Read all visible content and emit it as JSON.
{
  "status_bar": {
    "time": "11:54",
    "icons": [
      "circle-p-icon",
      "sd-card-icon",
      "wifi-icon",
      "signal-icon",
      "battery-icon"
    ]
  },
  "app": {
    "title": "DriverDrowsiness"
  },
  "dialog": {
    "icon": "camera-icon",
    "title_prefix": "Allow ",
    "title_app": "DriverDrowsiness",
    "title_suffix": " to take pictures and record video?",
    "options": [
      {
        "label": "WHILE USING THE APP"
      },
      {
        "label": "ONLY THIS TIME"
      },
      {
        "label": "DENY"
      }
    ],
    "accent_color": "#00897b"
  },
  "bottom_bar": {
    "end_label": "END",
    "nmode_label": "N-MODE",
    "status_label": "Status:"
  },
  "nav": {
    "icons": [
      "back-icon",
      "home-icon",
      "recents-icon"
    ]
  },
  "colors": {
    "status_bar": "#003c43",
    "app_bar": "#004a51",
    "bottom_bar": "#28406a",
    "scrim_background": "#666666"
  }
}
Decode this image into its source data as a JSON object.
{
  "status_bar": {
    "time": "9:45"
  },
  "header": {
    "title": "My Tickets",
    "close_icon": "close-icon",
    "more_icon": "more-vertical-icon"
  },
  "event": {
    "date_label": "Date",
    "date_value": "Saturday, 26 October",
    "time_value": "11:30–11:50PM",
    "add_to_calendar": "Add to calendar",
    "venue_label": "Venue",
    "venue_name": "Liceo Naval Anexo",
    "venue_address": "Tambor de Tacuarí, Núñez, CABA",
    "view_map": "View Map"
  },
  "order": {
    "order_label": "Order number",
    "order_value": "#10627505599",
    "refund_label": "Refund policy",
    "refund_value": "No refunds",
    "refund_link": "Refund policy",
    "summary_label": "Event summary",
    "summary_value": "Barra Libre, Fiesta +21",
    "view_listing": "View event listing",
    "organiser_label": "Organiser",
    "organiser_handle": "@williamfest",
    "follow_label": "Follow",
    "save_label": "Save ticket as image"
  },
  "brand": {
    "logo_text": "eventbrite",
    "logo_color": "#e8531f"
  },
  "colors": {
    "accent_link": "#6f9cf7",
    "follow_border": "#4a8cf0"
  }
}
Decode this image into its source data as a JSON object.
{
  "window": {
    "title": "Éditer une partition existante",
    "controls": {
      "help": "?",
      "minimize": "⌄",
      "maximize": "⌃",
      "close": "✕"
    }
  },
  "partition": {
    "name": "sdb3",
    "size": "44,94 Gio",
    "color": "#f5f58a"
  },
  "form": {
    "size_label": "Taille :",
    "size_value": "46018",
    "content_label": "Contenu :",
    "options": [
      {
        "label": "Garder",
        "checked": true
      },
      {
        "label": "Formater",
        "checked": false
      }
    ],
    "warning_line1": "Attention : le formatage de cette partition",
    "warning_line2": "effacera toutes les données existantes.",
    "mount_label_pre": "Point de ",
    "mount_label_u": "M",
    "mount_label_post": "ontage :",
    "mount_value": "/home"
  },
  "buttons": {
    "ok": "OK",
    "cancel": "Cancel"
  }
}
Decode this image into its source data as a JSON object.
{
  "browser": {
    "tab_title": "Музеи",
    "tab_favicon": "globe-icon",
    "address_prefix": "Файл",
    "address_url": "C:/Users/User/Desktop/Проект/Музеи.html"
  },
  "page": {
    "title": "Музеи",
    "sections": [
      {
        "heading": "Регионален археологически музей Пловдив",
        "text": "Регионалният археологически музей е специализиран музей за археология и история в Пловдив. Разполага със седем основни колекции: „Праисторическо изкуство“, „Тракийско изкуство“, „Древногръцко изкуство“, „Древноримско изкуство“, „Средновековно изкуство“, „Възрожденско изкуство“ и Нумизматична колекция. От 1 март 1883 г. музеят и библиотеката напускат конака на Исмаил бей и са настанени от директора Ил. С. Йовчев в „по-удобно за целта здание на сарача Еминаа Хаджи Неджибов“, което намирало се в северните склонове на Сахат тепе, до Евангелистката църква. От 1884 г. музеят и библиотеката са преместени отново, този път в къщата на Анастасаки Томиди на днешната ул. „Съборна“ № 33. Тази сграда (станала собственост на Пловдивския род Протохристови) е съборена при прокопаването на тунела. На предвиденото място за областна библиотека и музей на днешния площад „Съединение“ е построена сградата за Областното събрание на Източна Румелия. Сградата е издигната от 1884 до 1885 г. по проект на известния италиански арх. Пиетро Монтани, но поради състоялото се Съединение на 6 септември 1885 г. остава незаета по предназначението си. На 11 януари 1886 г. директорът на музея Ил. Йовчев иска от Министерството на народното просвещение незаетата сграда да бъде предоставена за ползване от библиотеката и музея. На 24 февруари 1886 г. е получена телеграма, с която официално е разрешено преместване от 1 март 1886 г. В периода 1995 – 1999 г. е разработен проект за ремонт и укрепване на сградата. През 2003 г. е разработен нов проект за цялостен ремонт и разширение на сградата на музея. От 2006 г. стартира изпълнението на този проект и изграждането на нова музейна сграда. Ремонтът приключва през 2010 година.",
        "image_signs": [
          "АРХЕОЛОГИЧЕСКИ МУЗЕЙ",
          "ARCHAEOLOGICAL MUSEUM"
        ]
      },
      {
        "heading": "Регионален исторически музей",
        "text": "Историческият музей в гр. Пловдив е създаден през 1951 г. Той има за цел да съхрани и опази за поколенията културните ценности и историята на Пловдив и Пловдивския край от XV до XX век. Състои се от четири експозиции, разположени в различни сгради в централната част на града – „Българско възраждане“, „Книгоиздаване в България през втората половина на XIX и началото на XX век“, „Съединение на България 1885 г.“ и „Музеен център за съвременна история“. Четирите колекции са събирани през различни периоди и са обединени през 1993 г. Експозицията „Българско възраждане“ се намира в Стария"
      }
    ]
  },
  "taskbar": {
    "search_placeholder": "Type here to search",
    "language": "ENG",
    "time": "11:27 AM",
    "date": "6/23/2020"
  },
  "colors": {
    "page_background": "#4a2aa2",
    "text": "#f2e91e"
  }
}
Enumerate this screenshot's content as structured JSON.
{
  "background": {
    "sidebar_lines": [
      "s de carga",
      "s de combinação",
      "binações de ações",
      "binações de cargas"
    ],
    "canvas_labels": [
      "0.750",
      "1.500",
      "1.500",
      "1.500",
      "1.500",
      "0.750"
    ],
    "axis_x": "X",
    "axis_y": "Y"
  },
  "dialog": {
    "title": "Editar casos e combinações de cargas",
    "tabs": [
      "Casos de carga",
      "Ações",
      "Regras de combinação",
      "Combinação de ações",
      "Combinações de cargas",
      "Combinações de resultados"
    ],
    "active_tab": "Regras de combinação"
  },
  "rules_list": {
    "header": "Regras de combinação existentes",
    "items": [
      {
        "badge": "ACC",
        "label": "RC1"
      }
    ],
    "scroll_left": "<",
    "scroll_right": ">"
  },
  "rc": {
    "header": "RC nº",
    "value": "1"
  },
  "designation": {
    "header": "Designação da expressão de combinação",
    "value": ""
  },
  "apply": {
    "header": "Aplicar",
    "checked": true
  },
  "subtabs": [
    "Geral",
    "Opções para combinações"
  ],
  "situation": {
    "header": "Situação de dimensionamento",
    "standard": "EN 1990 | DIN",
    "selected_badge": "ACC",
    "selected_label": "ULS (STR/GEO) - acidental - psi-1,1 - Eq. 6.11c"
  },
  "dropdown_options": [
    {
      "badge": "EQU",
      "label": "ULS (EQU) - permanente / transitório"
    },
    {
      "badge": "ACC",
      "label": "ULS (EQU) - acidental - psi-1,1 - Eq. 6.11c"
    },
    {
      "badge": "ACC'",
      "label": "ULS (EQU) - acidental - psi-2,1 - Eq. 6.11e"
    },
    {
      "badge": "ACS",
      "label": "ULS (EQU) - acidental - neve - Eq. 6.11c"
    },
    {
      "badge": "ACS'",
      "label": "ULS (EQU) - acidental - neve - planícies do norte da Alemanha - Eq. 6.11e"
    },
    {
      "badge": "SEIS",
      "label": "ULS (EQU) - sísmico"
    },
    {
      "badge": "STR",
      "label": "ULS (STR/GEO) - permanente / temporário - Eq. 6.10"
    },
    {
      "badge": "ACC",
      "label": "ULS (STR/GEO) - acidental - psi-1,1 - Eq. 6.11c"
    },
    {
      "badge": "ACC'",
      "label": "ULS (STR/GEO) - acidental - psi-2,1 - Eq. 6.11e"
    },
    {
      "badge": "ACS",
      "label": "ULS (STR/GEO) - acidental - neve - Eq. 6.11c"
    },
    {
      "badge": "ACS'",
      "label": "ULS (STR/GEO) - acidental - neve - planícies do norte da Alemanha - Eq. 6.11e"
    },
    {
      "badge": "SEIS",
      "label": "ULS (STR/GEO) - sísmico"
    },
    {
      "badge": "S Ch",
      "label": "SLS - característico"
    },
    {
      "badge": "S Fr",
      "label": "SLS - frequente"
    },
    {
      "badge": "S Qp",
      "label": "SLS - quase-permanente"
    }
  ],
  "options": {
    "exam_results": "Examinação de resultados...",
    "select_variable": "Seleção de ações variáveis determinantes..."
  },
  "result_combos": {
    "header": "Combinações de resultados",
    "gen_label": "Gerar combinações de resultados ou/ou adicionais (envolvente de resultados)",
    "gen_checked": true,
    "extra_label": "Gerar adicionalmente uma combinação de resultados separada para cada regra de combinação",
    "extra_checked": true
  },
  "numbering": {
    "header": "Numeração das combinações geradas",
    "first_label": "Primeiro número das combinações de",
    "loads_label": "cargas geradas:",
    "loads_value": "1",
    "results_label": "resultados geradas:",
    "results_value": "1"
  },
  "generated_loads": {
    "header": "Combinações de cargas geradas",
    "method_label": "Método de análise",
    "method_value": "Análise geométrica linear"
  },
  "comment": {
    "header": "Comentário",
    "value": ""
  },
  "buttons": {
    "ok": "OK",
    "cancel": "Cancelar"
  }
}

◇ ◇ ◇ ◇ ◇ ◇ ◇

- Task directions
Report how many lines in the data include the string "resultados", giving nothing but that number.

- Expected output
6